Task prompt = An exact copy of each record is required.

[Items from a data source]
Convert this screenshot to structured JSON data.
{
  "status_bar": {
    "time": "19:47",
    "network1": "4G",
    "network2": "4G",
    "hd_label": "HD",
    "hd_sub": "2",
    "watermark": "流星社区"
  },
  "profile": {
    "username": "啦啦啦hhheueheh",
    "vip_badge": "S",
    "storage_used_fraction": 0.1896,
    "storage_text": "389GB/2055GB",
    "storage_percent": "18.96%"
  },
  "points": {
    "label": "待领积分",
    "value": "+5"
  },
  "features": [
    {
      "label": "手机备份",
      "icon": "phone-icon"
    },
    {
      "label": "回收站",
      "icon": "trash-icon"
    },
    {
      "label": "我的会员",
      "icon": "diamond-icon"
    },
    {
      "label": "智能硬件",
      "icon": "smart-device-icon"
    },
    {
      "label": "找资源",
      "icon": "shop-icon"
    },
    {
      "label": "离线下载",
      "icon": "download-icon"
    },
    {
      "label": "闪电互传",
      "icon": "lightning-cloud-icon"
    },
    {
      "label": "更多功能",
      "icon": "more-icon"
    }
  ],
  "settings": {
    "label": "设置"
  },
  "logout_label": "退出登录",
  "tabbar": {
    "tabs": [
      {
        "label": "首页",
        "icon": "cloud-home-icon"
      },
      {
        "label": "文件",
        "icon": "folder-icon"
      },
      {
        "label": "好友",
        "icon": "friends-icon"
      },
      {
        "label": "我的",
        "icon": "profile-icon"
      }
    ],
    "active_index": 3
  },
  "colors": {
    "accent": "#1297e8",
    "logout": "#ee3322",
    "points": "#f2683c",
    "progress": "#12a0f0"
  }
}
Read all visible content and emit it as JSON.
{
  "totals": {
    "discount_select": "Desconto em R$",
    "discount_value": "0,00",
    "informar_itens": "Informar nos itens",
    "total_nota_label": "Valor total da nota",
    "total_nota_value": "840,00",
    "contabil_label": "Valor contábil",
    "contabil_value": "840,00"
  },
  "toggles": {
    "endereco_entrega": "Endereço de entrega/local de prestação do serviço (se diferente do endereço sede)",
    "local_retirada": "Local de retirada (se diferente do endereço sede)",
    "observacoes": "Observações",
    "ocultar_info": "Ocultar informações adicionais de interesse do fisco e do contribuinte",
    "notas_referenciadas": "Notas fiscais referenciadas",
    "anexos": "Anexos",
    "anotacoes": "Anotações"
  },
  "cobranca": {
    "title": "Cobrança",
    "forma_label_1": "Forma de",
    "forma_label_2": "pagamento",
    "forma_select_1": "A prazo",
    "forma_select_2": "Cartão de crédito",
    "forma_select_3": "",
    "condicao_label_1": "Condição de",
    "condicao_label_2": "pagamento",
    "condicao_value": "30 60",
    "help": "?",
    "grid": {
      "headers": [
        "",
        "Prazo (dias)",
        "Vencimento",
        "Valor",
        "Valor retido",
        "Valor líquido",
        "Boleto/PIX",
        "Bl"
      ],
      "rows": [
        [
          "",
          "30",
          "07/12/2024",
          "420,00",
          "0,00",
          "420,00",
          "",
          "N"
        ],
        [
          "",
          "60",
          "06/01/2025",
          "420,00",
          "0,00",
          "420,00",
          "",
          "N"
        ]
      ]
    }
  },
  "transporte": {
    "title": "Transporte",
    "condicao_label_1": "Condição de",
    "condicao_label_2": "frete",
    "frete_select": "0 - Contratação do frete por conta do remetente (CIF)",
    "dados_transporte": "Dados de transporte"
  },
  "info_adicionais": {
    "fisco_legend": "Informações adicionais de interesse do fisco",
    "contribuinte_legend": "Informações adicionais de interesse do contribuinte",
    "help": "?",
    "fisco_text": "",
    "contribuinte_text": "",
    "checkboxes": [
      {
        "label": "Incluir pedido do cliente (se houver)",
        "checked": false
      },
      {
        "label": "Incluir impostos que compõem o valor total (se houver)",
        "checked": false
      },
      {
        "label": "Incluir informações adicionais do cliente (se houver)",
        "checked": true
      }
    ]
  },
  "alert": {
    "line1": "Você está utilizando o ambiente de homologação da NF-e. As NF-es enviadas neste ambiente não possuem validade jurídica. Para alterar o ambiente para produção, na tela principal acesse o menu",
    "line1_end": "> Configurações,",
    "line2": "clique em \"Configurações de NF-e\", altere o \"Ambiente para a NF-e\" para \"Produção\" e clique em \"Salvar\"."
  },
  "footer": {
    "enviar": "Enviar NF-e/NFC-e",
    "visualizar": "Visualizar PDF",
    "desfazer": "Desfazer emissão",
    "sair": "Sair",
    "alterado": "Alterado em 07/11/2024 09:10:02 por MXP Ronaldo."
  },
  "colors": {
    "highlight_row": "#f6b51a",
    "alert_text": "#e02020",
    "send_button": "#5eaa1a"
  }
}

Result of the task =
Convert this screenshot to structured JSON data.
{
  "status_bar": {
    "time": "19:47",
    "network1": "4G",
    "network2": "4G",
    "hd_label": "HD",
    "hd_sub": "2",
    "watermark": "流星社区"
  },
  "profile": {
    "username": "啦啦啦hhheueheh",
    "vip_badge": "S",
    "storage_used_fraction": 0.1896,
    "storage_text": "389GB/2055GB",
    "storage_percent": "18.96%"
  },
  "points": {
    "label": "待领积分",
    "value": "+5"
  },
  "features": [
    {
      "label": "手机备份",
      "icon": "phone-icon"
    },
    {
      "label": "回收站",
      "icon": "trash-icon"
    },
    {
      "label": "我的会员",
      "icon": "diamond-icon"
    },
    {
      "label": "智能硬件",
      "icon": "smart-device-icon"
    },
    {
      "label": "找资源",
      "icon": "shop-icon"
    },
    {
      "label": "离线下载",
      "icon": "download-icon"
    },
    {
      "label": "闪电互传",
      "icon": "lightning-cloud-icon"
    },
    {
      "label": "更多功能",
      "icon": "more-icon"
    }
  ],
  "settings": {
    "label": "设置"
  },
  "logout_label": "退出登录",
  "tabbar": {
    "tabs": [
      {
        "label": "首页",
        "icon": "cloud-home-icon"
      },
      {
        "label": "文件",
        "icon": "folder-icon"
      },
      {
        "label": "好友",
        "icon": "friends-icon"
      },
      {
        "label": "我的",
        "icon": "profile-icon"
      }
    ],
    "active_index": 3
  },
  "colors": {
    "accent": "#1297e8",
    "logout": "#ee3322",
    "points": "#f2683c",
    "progress": "#12a0f0"
  }
}
Read all visible content and emit it as JSON.
{
  "totals": {
    "discount_select": "Desconto em R$",
    "discount_value": "0,00",
    "informar_itens": "Informar nos itens",
    "total_nota_label": "Valor total da nota",
    "total_nota_value": "840,00",
    "contabil_label": "Valor contábil",
    "contabil_value": "840,00"
  },
  "toggles": {
    "endereco_entrega": "Endereço de entrega/local de prestação do serviço (se diferente do endereço sede)",
    "local_retirada": "Local de retirada (se diferente do endereço sede)",
    "observacoes": "Observações",
    "ocultar_info": "Ocultar informações adicionais de interesse do fisco e do contribuinte",
    "notas_referenciadas": "Notas fiscais referenciadas",
    "anexos": "Anexos",
    "anotacoes": "Anotações"
  },
  "cobranca": {
    "title": "Cobrança",
    "forma_label_1": "Forma de",
    "forma_label_2": "pagamento",
    "forma_select_1": "A prazo",
    "forma_select_2": "Cartão de crédito",
    "forma_select_3": "",
    "condicao_label_1": "Condição de",
    "condicao_label_2": "pagamento",
    "condicao_value": "30 60",
    "help": "?",
    "grid": {
      "headers": [
        "",
        "Prazo (dias)",
        "Vencimento",
        "Valor",
        "Valor retido",
        "Valor líquido",
        "Boleto/PIX",
        "Bl"
      ],
      "rows": [
        [
          "",
          "30",
          "07/12/2024",
          "420,00",
          "0,00",
          "420,00",
          "",
          "N"
        ],
        [
          "",
          "60",
          "06/01/2025",
          "420,00",
          "0,00",
          "420,00",
          "",
          "N"
        ]
      ]
    }
  },
  "transporte": {
    "title": "Transporte",
    "condicao_label_1": "Condição de",
    "condicao_label_2": "frete",
    "frete_select": "0 - Contratação do frete por conta do remetente (CIF)",
    "dados_transporte": "Dados de transporte"
  },
  "info_adicionais": {
    "fisco_legend": "Informações adicionais de interesse do fisco",
    "contribuinte_legend": "Informações adicionais de interesse do contribuinte",
    "help": "?",
    "fisco_text": "",
    "contribuinte_text": "",
    "checkboxes": [
      {
        "label": "Incluir pedido do cliente (se houver)",
        "checked": false
      },
      {
        "label": "Incluir impostos que compõem o valor total (se houver)",
        "checked": false
      },
      {
        "label": "Incluir informações adicionais do cliente (se houver)",
        "checked": true
      }
    ]
  },
  "alert": {
    "line1": "Você está utilizando o ambiente de homologação da NF-e. As NF-es enviadas neste ambiente não possuem validade jurídica. Para alterar o ambiente para produção, na tela principal acesse o menu",
    "line1_end": "> Configurações,",
    "line2": "clique em \"Configurações de NF-e\", altere o \"Ambiente para a NF-e\" para \"Produção\" e clique em \"Salvar\"."
  },
  "footer": {
    "enviar": "Enviar NF-e/NFC-e",
    "visualizar": "Visualizar PDF",
    "desfazer": "Desfazer emissão",
    "sair": "Sair",
    "alterado": "Alterado em 07/11/2024 09:10:02 por MXP Ronaldo."
  },
  "colors": {
    "highlight_row": "#f6b51a",
    "alert_text": "#e02020",
    "send_button": "#5eaa1a"
  }
}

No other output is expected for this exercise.